━━━ RECORD SET

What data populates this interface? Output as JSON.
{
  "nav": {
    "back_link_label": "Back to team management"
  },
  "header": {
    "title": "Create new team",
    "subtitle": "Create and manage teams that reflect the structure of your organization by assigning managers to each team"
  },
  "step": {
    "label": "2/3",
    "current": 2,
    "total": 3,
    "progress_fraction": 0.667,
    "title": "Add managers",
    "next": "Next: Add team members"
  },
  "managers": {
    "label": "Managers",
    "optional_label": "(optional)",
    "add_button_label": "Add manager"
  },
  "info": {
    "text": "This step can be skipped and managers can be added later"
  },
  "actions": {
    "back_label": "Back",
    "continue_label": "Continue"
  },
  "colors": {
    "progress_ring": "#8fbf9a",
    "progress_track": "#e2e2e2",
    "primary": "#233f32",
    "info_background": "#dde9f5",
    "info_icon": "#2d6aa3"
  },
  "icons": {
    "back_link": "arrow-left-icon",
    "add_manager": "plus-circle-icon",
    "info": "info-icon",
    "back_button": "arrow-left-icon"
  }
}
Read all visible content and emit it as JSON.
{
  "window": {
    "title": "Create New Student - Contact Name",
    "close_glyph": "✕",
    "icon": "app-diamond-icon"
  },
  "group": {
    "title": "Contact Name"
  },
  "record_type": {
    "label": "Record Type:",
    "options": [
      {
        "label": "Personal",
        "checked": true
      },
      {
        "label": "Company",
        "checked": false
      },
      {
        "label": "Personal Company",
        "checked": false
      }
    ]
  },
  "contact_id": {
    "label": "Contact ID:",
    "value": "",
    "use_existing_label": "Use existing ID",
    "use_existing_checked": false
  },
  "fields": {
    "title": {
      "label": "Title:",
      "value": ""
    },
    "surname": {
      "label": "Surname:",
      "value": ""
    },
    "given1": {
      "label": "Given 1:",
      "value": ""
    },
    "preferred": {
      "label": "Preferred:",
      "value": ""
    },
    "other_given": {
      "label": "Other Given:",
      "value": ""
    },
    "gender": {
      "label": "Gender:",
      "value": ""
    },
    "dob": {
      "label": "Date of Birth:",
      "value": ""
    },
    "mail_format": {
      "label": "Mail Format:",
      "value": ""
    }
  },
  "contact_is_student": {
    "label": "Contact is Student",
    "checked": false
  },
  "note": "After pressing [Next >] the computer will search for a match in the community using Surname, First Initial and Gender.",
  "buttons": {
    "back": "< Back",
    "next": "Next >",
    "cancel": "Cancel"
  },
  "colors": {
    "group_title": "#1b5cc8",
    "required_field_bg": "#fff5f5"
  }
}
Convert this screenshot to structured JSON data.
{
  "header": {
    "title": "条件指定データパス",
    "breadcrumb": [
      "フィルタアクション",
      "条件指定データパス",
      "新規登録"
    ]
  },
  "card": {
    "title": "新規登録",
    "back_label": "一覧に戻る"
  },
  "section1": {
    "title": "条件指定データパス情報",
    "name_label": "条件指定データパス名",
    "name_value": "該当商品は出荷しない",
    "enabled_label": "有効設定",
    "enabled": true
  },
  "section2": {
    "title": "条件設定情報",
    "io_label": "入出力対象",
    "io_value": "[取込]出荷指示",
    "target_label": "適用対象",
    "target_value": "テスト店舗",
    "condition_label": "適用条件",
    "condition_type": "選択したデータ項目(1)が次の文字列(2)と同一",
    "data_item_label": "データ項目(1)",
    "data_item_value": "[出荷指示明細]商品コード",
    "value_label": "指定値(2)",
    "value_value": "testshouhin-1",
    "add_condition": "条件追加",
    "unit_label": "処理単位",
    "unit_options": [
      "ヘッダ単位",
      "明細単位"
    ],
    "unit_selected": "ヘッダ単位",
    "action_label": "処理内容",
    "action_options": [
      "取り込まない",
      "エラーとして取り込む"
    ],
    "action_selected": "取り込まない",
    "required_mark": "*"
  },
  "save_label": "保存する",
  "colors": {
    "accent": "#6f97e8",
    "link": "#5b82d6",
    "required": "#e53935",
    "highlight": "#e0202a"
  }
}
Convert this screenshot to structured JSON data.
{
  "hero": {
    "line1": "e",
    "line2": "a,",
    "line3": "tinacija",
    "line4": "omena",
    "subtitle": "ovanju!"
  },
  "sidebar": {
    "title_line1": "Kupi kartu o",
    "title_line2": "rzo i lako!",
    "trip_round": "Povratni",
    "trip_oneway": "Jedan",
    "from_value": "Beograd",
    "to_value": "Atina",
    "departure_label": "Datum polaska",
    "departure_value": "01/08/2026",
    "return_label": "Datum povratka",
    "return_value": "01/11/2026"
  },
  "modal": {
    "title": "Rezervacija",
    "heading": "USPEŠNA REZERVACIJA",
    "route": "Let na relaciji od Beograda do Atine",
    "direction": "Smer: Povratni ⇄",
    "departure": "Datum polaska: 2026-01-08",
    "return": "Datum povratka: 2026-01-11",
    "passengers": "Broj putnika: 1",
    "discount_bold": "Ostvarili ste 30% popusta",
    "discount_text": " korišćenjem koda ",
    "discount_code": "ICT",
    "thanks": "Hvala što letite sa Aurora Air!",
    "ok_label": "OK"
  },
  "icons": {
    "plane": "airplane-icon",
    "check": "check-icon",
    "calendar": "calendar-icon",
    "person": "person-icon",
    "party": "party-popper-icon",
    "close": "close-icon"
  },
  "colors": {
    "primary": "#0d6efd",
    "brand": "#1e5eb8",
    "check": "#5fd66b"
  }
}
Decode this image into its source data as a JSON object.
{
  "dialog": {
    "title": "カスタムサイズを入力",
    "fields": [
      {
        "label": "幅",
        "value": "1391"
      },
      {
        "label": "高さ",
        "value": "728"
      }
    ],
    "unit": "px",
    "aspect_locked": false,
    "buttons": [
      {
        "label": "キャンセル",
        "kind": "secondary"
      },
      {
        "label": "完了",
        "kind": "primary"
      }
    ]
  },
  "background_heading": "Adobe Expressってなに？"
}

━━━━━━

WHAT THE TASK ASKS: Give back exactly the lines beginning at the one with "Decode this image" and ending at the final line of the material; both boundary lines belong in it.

ANSWER FOR THIS EXERCISE:
Decode this image into its source data as a JSON object.
{
  "dialog": {
    "title": "カスタムサイズを入力",
    "fields": [
      {
        "label": "幅",
        "value": "1391"
      },
      {
        "label": "高さ",
        "value": "728"
      }
    ],
    "unit": "px",
    "aspect_locked": false,
    "buttons": [
      {
        "label": "キャンセル",
        "kind": "secondary"
      },
      {
        "label": "完了",
        "kind": "primary"
      }
    ]
  },
  "background_heading": "Adobe Expressってなに？"
}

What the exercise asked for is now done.